Check every line of the data for the string "text" and copy the ones that have it.

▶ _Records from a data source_
------------------------------------------------------------
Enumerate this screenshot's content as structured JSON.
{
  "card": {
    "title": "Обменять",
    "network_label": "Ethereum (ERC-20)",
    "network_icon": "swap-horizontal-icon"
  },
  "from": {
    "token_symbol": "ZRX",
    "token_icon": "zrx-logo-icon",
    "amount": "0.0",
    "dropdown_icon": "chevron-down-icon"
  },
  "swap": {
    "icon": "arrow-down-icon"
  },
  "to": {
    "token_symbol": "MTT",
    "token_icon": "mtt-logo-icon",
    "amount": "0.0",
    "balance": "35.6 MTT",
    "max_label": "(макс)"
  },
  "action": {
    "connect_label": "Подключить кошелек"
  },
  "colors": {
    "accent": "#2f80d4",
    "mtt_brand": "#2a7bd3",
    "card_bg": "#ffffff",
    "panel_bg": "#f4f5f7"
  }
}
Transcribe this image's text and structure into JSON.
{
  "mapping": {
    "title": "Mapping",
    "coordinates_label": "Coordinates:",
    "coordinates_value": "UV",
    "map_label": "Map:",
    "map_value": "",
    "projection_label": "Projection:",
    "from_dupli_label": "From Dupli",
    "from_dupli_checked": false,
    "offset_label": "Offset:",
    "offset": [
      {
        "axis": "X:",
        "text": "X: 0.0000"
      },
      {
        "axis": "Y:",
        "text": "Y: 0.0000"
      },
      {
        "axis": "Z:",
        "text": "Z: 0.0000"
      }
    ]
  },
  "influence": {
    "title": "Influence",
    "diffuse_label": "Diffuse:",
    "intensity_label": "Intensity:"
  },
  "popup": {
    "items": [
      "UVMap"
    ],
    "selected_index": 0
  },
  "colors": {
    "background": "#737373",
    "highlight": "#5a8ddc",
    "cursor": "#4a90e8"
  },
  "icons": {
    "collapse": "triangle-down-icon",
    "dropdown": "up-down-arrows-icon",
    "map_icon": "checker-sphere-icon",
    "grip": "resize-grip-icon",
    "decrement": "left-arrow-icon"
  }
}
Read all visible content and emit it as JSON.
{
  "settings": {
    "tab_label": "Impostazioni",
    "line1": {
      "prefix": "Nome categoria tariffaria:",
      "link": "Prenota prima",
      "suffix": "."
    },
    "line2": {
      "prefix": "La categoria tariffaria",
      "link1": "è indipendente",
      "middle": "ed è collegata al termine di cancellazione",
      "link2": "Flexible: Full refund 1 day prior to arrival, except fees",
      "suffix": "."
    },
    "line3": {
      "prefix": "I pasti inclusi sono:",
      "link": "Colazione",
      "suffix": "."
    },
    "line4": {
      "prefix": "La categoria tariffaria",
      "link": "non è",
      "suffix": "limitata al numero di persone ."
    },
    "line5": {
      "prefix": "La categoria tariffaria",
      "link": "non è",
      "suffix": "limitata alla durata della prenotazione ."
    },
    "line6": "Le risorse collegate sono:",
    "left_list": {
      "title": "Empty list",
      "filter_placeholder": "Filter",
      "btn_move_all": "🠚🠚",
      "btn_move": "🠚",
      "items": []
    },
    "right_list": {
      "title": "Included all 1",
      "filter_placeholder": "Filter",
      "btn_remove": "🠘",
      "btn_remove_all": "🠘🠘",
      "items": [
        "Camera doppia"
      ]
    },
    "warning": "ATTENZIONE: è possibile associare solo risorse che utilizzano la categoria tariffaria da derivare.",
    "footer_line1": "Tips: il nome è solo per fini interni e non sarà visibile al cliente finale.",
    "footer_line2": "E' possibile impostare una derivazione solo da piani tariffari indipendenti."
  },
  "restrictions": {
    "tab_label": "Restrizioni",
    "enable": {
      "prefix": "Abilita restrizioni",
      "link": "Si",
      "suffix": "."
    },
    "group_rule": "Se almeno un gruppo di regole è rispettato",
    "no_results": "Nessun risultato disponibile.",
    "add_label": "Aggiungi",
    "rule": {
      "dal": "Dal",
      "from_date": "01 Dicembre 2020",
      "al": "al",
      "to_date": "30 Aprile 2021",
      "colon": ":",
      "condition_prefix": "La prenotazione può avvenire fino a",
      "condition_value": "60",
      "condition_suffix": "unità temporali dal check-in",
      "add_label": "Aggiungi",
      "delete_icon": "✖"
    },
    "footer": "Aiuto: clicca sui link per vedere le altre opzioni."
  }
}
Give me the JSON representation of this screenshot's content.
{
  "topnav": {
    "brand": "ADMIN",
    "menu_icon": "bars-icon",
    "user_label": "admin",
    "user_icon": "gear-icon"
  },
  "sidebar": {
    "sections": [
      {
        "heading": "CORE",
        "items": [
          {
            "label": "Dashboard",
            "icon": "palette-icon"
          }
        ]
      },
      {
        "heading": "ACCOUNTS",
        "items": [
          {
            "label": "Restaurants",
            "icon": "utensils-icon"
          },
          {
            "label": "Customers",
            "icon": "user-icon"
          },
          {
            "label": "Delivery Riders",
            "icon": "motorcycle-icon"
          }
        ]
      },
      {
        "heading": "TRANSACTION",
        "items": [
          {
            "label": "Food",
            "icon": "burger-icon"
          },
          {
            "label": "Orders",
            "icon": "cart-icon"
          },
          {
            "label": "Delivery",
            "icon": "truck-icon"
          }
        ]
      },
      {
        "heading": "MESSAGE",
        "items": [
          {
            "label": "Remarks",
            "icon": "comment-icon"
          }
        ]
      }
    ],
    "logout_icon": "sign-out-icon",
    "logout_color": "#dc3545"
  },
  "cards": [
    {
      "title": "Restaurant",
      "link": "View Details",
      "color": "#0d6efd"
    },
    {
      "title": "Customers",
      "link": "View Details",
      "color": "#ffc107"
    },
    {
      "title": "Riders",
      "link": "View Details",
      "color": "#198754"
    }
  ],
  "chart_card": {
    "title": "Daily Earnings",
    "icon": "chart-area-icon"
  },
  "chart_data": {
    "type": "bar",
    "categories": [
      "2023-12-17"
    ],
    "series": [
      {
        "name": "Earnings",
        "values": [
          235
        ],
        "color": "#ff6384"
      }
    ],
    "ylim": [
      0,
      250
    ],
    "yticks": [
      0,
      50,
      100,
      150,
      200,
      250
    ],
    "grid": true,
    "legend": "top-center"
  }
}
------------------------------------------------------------
▶ _REPLY TO THE TASK_
Transcribe this image's text and structure into JSON.
        "text": "X: 0.0000"
        "text": "Y: 0.0000"
        "text": "Z: 0.0000"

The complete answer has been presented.